**Description of the task:**
Write out each line of the entries below that holds the word "text".
* * * * * * * * *
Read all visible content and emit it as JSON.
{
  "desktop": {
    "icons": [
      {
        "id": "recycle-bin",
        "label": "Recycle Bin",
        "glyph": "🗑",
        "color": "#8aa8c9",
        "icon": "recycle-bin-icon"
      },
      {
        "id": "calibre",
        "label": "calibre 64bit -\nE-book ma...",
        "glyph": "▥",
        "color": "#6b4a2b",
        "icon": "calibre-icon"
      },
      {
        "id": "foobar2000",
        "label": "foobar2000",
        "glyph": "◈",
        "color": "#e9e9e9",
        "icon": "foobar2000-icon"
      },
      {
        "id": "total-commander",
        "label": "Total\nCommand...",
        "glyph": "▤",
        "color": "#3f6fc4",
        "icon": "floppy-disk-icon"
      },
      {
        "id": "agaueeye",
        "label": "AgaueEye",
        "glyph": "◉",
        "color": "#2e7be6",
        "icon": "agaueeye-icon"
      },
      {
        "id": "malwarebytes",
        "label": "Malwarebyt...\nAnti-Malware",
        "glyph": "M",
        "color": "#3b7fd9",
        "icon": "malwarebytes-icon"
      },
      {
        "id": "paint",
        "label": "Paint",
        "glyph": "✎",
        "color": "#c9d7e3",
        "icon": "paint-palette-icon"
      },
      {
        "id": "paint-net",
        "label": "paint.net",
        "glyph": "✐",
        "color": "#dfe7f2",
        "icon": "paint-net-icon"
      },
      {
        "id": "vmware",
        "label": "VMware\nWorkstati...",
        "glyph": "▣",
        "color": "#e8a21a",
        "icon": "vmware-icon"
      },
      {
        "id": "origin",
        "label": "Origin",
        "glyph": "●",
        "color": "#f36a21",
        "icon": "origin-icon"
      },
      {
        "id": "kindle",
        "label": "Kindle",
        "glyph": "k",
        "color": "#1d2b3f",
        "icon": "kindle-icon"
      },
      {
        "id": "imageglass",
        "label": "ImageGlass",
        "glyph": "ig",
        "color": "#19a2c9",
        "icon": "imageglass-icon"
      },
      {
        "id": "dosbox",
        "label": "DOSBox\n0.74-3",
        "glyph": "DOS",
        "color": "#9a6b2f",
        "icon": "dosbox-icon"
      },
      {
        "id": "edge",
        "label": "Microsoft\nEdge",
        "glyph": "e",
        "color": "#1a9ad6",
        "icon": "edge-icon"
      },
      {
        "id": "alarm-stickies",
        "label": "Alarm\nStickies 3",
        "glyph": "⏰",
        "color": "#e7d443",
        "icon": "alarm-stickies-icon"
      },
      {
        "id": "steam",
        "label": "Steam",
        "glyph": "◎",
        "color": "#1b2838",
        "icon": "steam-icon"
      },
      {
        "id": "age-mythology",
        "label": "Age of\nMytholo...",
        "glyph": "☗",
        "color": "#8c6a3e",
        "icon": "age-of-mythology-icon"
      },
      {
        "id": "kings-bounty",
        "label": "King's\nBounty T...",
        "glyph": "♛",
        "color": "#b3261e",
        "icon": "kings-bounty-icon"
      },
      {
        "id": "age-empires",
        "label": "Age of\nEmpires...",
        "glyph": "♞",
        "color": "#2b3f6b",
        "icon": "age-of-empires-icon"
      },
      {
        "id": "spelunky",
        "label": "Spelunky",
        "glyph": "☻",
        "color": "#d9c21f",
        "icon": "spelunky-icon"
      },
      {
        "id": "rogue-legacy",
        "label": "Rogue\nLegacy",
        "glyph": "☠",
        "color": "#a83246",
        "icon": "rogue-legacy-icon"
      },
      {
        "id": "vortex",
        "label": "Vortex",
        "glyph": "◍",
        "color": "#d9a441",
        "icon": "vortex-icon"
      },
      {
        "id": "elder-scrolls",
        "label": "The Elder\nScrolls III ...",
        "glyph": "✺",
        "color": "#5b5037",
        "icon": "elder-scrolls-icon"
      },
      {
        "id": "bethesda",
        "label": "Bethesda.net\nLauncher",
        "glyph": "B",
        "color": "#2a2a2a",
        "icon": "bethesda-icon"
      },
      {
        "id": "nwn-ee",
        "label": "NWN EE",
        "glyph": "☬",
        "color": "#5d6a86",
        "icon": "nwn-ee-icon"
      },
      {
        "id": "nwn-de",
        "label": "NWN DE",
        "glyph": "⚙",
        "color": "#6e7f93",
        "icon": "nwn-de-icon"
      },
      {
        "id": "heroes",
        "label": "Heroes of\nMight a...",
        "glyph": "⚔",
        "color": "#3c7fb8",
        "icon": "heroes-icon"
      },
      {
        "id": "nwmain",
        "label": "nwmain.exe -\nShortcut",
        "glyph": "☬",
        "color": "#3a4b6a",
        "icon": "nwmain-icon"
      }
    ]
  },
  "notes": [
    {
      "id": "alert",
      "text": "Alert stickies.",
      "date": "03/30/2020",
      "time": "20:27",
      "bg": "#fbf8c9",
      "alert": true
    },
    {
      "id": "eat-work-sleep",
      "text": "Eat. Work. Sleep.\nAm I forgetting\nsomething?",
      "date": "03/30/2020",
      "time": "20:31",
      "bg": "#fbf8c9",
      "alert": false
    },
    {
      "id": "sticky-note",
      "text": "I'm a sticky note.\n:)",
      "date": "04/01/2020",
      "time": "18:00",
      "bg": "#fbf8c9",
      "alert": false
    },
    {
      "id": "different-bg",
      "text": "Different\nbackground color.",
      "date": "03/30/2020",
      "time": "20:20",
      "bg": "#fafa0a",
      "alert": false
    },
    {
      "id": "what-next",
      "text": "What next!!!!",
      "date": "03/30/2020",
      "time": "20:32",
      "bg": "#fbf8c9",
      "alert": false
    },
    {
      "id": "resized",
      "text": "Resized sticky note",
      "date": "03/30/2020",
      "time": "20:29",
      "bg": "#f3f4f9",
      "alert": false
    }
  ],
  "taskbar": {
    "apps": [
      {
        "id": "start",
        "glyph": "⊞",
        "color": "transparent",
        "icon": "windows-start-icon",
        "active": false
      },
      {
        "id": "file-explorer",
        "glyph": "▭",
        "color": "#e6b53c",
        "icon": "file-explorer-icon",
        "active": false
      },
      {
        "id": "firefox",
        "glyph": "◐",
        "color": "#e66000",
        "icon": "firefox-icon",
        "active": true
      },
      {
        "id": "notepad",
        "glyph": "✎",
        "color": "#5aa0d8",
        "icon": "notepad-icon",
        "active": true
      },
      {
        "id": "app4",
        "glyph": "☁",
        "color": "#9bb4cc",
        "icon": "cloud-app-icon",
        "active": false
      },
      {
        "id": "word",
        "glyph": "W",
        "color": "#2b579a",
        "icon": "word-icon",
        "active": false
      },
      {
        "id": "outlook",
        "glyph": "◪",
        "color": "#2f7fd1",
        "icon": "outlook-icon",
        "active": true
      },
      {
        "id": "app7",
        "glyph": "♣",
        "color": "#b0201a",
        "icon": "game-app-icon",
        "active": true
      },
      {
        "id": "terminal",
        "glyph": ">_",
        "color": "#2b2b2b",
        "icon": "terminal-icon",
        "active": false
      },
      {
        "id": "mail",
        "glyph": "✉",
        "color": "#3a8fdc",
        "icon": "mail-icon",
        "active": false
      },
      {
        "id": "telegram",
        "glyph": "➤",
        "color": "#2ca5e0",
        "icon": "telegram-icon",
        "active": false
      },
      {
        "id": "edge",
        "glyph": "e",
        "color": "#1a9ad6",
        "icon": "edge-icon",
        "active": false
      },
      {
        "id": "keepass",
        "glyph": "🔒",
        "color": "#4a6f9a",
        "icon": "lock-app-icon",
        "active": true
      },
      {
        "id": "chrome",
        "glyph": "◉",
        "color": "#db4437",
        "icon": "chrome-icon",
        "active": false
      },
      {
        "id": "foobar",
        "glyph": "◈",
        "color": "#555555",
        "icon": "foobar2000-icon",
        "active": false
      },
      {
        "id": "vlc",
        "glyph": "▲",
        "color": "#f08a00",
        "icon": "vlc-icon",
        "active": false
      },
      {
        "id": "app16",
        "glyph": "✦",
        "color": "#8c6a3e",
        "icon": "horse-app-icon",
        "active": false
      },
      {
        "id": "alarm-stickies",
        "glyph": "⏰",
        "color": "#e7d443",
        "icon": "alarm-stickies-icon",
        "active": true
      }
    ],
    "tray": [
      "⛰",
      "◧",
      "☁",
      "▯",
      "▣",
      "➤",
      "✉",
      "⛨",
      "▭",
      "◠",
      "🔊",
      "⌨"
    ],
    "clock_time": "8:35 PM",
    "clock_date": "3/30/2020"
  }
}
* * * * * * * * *
**Written solution:**
      "text": "Alert stickies.",
      "text": "Eat. Work. Sleep.\nAm I forgetting\nsomething?",
      "text": "I'm a sticky note.\n:)",
      "text": "Different\nbackground color.",
      "text": "What next!!!!",
      "text": "Resized sticky note",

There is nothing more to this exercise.